The men held at HMP Leyhill were being well prepared for release back into
the community, said Nick Hardwick, Chief Inspector of Prisons, publishing the
report of an announced inspection of the open jail in Gloucestershire. However,
there was scope to improve in some important areas, he added.
HMP Leyhill was the first modern open prison when it opened in 1946. Many of
the 500 men it holds are serving long sentences for serious offences. Central to
its role is the need to prepare most of these men for release back into the
community while managing the risks they pose. This was no easy task, but
inspectors found evidence that opportunities to gain work experience while at
the prison had a real impact on prisoners' ability to find employment after they
Inspectors were pleased to find that:
- Leyhill was a safe prison, with low levels of self-harm and violence;
- the atmosphere was generally calm;

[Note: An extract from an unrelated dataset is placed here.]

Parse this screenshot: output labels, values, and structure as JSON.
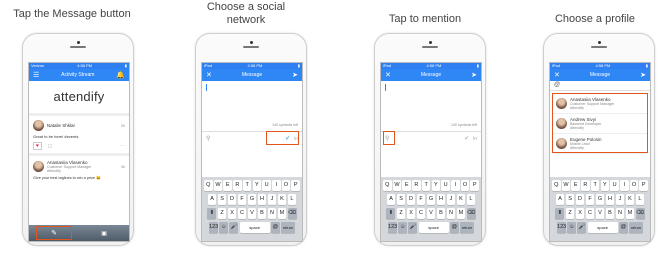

- the number of absconds had fallen sharply since the last inspection;
- the effective management of risk enabled an impressively large number of
prisoners to participate in the 'Through the gate' programme and undertake paid
or community work outside the prison;
- there was valuable support from a range of community organisations which
offered opportunities to prisoners to gain the skills needed to get and hold
down a job;
- time out of cell was very good and there were sufficient activity places for
all the men held;
- despite the economic climate, about a third of prisoners who had been
discharged in the three months before the inspection had found permanent
- help with resettlement needs, such as accommodation and money worries, was
- offender management and public protection arrangements were generally
- an excellent palliative care suite had recently been developed, which met a
clear need and should be sustained as an important regional resource.
However, inspectors were concerned to find that:
- the primary mechanism for managing poor behaviour was a return to closed
conditions, but some prisoners feared a return to closed conditions might be
imposed arbitrarily, which caused a lack of confidence in certain processes,
such as complaints;
- the prison was aware of the use of 'spice', a synthetic cannabinoid, and was
- despite some positive elements, resettlement support was not managed
strategically and did not ensure that the interventions the men received were
matched to their needs and risks;
- staff-prisoner relationships were too passive, and there was too little
- support for the 29% of prisoners over the age of 50 was generally good, but
other equality and diversity work was less good and some perceptions from black
and minority ethnic prisoners were significantly worse than those of the
population as a whole; and
- the prison’s own diversity monitoring data revealed some unequal outcomes
that were a real cause for concern, but little had been done to address them.
Nick Hardwick said:
'HMP Leyhill provided a safe, decent environment in which to prepare the men
it held for release back in to the community and carefully managed the risks
involved in doing so. However, in a generally positive picture there was scope
to improve its approach in some important areas – and weaknesses in diversity
work were a serious shortcoming that needed to be quickly addressed.'
Michael Spurr, Chief Executive Officer of the National Offender
Management Service (NOMS), said:
'I am pleased that the Chief Inspector concludes that Leyhill is an
impressive open prison; that it is safe, that employment outcomes are strong and
that offender management and public protection are well managed.
Governor and staff will now work to ensure that the issues around diversity and
resettlement support are tackled and improvements are made in the areas
- View a copy of the report.
- HM Inspectorate of Prisons is an independent inspectorate, inspecting places
of detention to report on conditions and treatment, and promote positive
outcomes for those detained and the public.
- This announced inspection was carried out from 16-20 April 2012.
- HMP Leyhill accommodates sentenced category D prisoners aged over 25. Its
specialist function is to assess and prepare life-sentenced prisoners for
- Please contact Jane Parsons in HMI Prisons Press Office on 0207 035 2123 or
07880 787452 if you would like more information or to request an interview with